**** SOURCE MATERIAL

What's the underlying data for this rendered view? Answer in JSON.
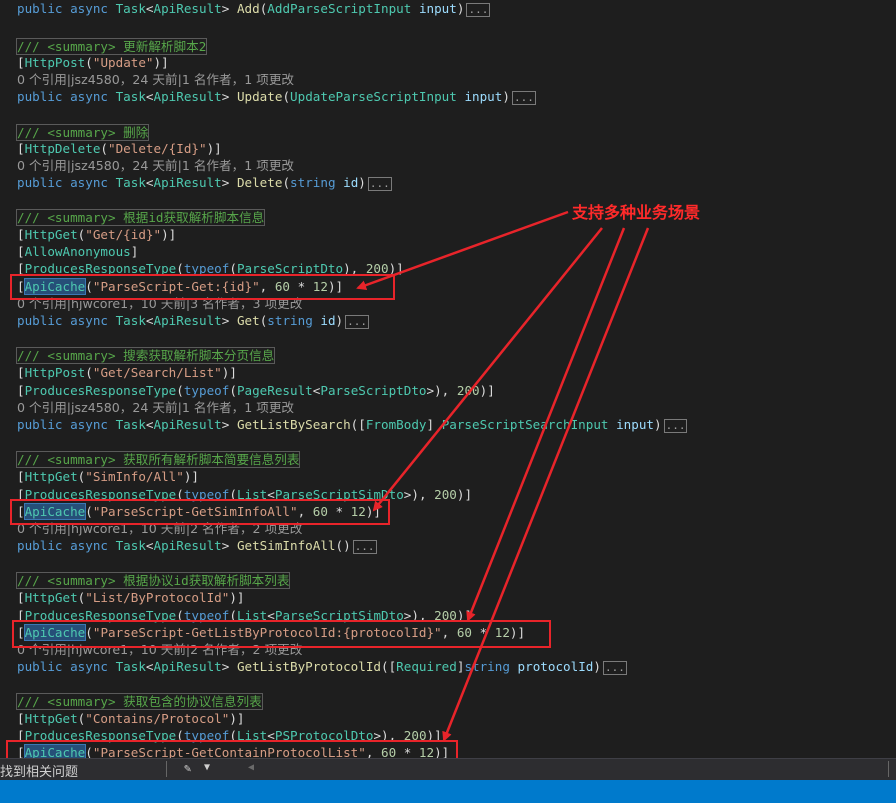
{
  "code": {
    "top_line": "public async Task<ApiResult> Add(AddParseScriptInput input)",
    "blocks": [
      {
        "summary": "/// <summary> 更新解析脚本2",
        "attrs": [
          "[HttpPost(\"Update\")]"
        ],
        "lens": "0 个引用|jsz4580，24 天前|1 名作者，1 项更改",
        "signature": "public async Task<ApiResult> Update(UpdateParseScriptInput input)"
      },
      {
        "summary": "/// <summary> 删除",
        "attrs": [
          "[HttpDelete(\"Delete/{Id}\")]"
        ],
        "lens": "0 个引用|jsz4580，24 天前|1 名作者，1 项更改",
        "signature": "public async Task<ApiResult> Delete(string id)"
      },
      {
        "summary": "/// <summary> 根据id获取解析脚本信息",
        "attrs": [
          "[HttpGet(\"Get/{id}\")]",
          "[AllowAnonymous]",
          "[ProducesResponseType(typeof(ParseScriptDto), 200)]"
        ],
        "cache": "[ApiCache(\"ParseScript-Get:{id}\", 60 * 12)]",
        "lens": "0 个引用|hjwcore1，10 天前|3 名作者，3 项更改",
        "signature": "public async Task<ApiResult> Get(string id)"
      },
      {
        "summary": "/// <summary> 搜索获取解析脚本分页信息",
        "attrs": [
          "[HttpPost(\"Get/Search/List\")]",
          "[ProducesResponseType(typeof(PageResult<ParseScriptDto>), 200)]"
        ],
        "lens": "0 个引用|jsz4580，24 天前|1 名作者，1 项更改",
        "signature": "public async Task<ApiResult> GetListBySearch([FromBody] ParseScriptSearchInput input)"
      },
      {
        "summary": "/// <summary> 获取所有解析脚本简要信息列表",
        "attrs": [
          "[HttpGet(\"SimInfo/All\")]",
          "[ProducesResponseType(typeof(List<ParseScriptSimDto>), 200)]"
        ],
        "cache": "[ApiCache(\"ParseScript-GetSimInfoAll\", 60 * 12)]",
        "lens": "0 个引用|hjwcore1，10 天前|2 名作者，2 项更改",
        "signature": "public async Task<ApiResult> GetSimInfoAll()"
      },
      {
        "summary": "/// <summary> 根据协议id获取解析脚本列表",
        "attrs": [
          "[HttpGet(\"List/ByProtocolId\")]",
          "[ProducesResponseType(typeof(List<ParseScriptSimDto>), 200)]"
        ],
        "cache": "[ApiCache(\"ParseScript-GetListByProtocolId:{protocolId}\", 60 * 12)]",
        "lens": "0 个引用|hjwcore1，10 天前|2 名作者，2 项更改",
        "signature": "public async Task<ApiResult> GetListByProtocolId([Required]string protocolId)"
      },
      {
        "summary": "/// <summary> 获取包含的协议信息列表",
        "attrs": [
          "[HttpGet(\"Contains/Protocol\")]",
          "[ProducesResponseType(typeof(List<PSProtocolDto>), 200)]"
        ],
        "cache": "[ApiCache(\"ParseScript-GetContainProtocolList\", 60 * 12)]"
      }
    ],
    "ellipsis": "..."
  },
  "annotation": {
    "label": "支持多种业务场景",
    "color": "#e8242a"
  },
  "status_bar": {
    "text": "找到相关问题"
  },
  "colors": {
    "editor_bg": "#1e1e1e",
    "status_blue": "#007acc"
  }
}
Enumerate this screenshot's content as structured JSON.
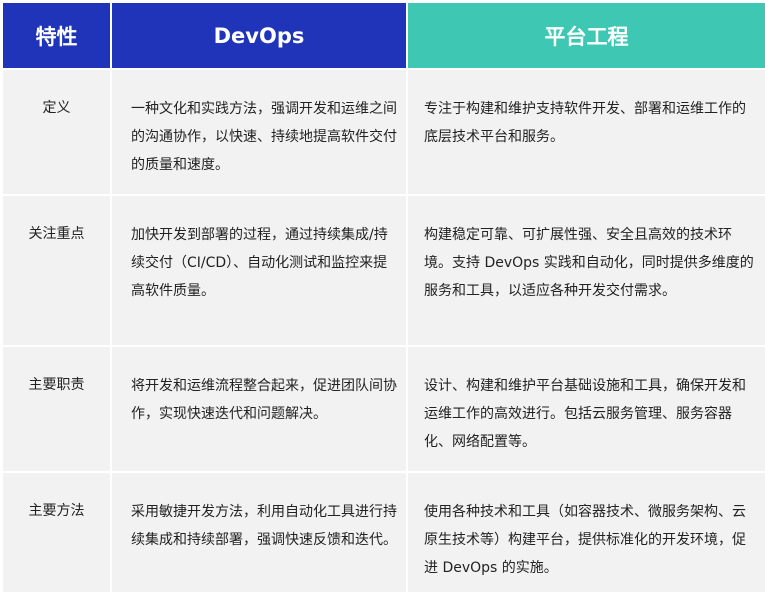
{
  "header": {
    "col1": "特性",
    "col2": "DevOps",
    "col3": "平台工程"
  },
  "rows": [
    {
      "feature": "定义",
      "devops": "一种文化和实践方法，强调开发和运维之间的沟通协作，以快速、持续地提高软件交付的质量和速度。",
      "platform": "专注于构建和维护支持软件开发、部署和运维工作的底层技术平台和服务。"
    },
    {
      "feature": "关注重点",
      "devops": "加快开发到部署的过程，通过持续集成/持续交付（CI/CD）、自动化测试和监控来提高软件质量。",
      "platform": "构建稳定可靠、可扩展性强、安全且高效的技术环境。支持 DevOps 实践和自动化，同时提供多维度的服务和工具，以适应各种开发交付需求。"
    },
    {
      "feature": "主要职责",
      "devops": "将开发和运维流程整合起来，促进团队间协作，实现快速迭代和问题解决。",
      "platform": "设计、构建和维护平台基础设施和工具，确保开发和运维工作的高效进行。包括云服务管理、服务容器化、网络配置等。"
    },
    {
      "feature": "主要方法",
      "devops": "采用敏捷开发方法，利用自动化工具进行持续集成和持续部署，强调快速反馈和迭代。",
      "platform": "使用各种技术和工具（如容器技术、微服务架构、云原生技术等）构建平台，提供标准化的开发环境，促进 DevOps 的实施。"
    }
  ],
  "colors": {
    "header_blue": "#1f34b8",
    "header_teal": "#3ec7b2",
    "row_bg": "#f2f2f2"
  }
}
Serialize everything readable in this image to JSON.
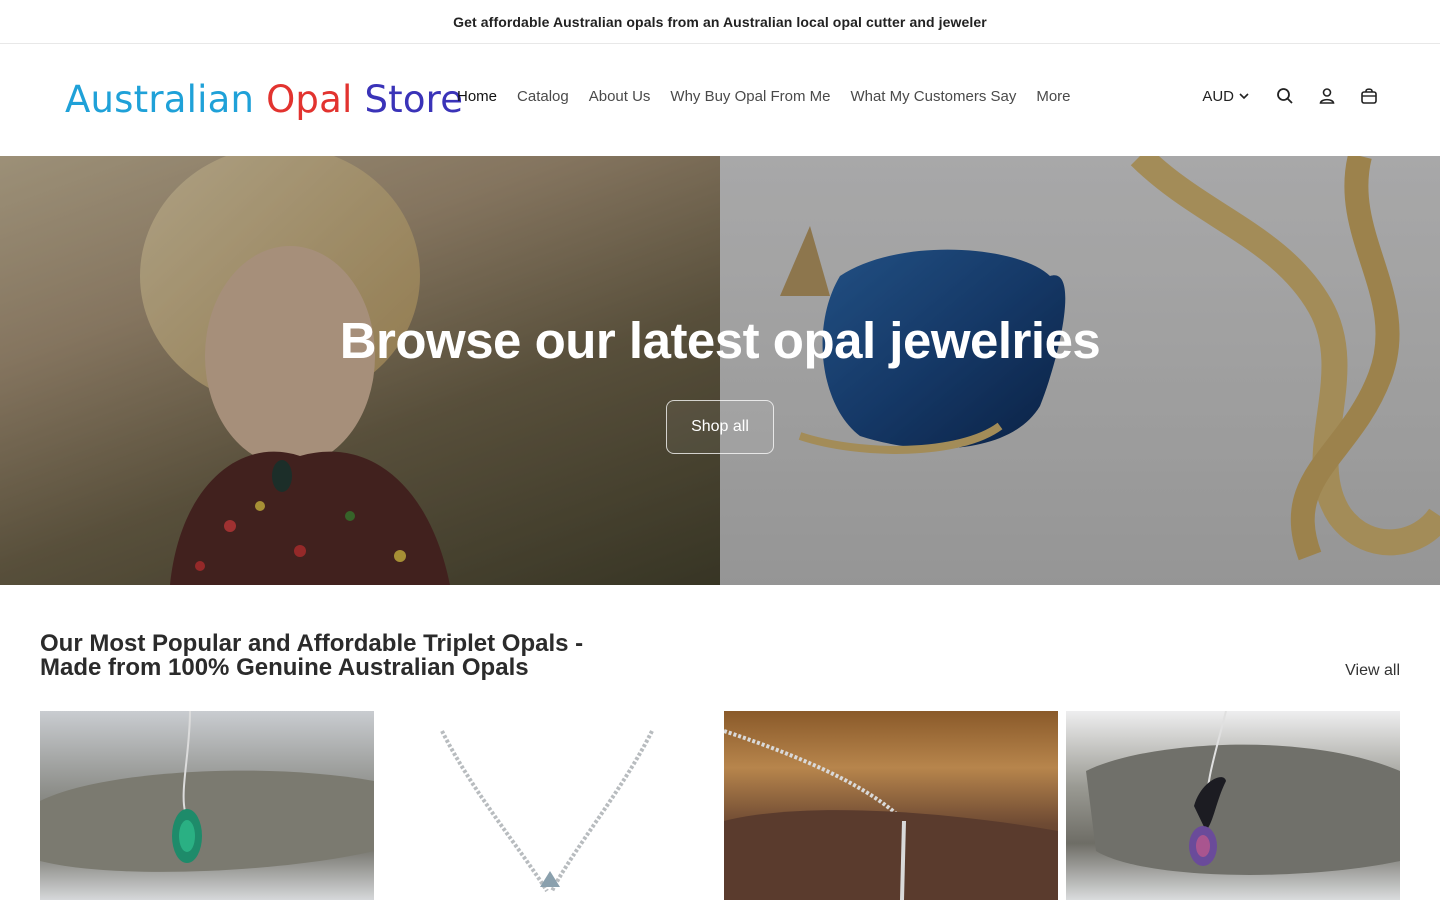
{
  "announcement": {
    "text": "Get affordable Australian opals from an Australian local opal cutter and jeweler"
  },
  "header": {
    "logo": {
      "word1": "Australian",
      "word2": "Opal",
      "word3": "Store"
    },
    "nav": [
      {
        "label": "Home",
        "active": true
      },
      {
        "label": "Catalog"
      },
      {
        "label": "About Us"
      },
      {
        "label": "Why Buy Opal From Me"
      },
      {
        "label": "What My Customers Say"
      },
      {
        "label": "More"
      }
    ],
    "currency": "AUD",
    "icons": [
      "search-icon",
      "account-icon",
      "cart-icon"
    ]
  },
  "hero": {
    "title": "Browse our latest opal jewelries",
    "button_label": "Shop all"
  },
  "featured": {
    "title": "Our Most Popular and Affordable Triplet Opals - Made from 100% Genuine Australian Opals",
    "view_all": "View all"
  },
  "colors": {
    "logo_blue": "#1fa1d8",
    "logo_red": "#e2332f",
    "logo_indigo": "#3a33b8",
    "text": "#121212"
  }
}
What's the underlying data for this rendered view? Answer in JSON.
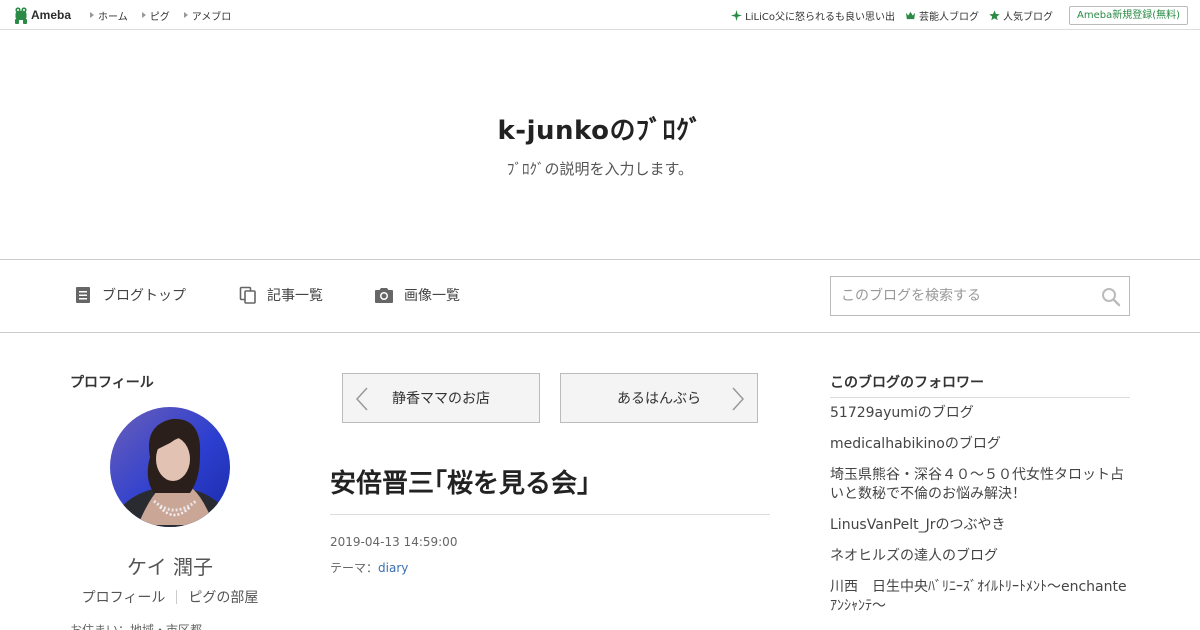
{
  "topbar": {
    "logo_text": "Ameba",
    "nav": [
      "ホーム",
      "ピグ",
      "アメブロ"
    ],
    "right_links": [
      {
        "icon": "sparkle-icon",
        "label": "LiLiCo父に怒られるも良い思い出"
      },
      {
        "icon": "crown-icon",
        "label": "芸能人ブログ"
      },
      {
        "icon": "star-icon",
        "label": "人気ブログ"
      }
    ],
    "signup_label": "Ameba新規登録(無料)"
  },
  "header": {
    "title": "k-junkoのﾌﾞﾛｸﾞ",
    "description": "ﾌﾞﾛｸﾞの説明を入力します。"
  },
  "nav": {
    "items": [
      {
        "icon": "document-icon",
        "label": "ブログトップ"
      },
      {
        "icon": "copy-icon",
        "label": "記事一覧"
      },
      {
        "icon": "camera-icon",
        "label": "画像一覧"
      }
    ],
    "search_placeholder": "このブログを検索する"
  },
  "profile": {
    "heading": "プロフィール",
    "name": "ケイ 潤子",
    "links": [
      "プロフィール",
      "ピグの部屋"
    ],
    "cut_text": "お住まい：地域・市区都"
  },
  "entry": {
    "prev_label": "静香ママのお店",
    "next_label": "あるはんぶら",
    "title": "安倍晋三｢桜を見る会｣",
    "date": "2019-04-13 14:59:00",
    "theme_prefix": "テーマ：",
    "theme": "diary"
  },
  "followers": {
    "heading": "このブログのフォロワー",
    "items": [
      "51729ayumiのブログ",
      "medicalhabikinoのブログ",
      "埼玉県熊谷・深谷４０～５０代女性タロット占いと数秘で不倫のお悩み解決！",
      "LinusVanPelt_Jrのつぶやき",
      "ネオヒルズの達人のブログ",
      "川西　日生中央ﾊﾞﾘﾆｰｽﾞｵｲﾙﾄﾘｰﾄﾒﾝﾄ〜enchanteｱﾝｼｬﾝﾃ〜"
    ]
  },
  "colors": {
    "brand_green": "#2a8a46",
    "link_blue": "#3a6fb0"
  }
}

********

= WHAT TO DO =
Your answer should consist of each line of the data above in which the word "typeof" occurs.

= SOLVED PROBLEM =
          "[ProducesResponseType(typeof(ParseScriptDto), 200)]"
          "[ProducesResponseType(typeof(PageResult<ParseScriptDto>), 200)]"
          "[ProducesResponseType(typeof(List<ParseScriptSimDto>), 200)]"
          "[ProducesResponseType(typeof(List<ParseScriptSimDto>), 200)]"
          "[ProducesResponseType(typeof(List<PSProtocolDto>), 200)]"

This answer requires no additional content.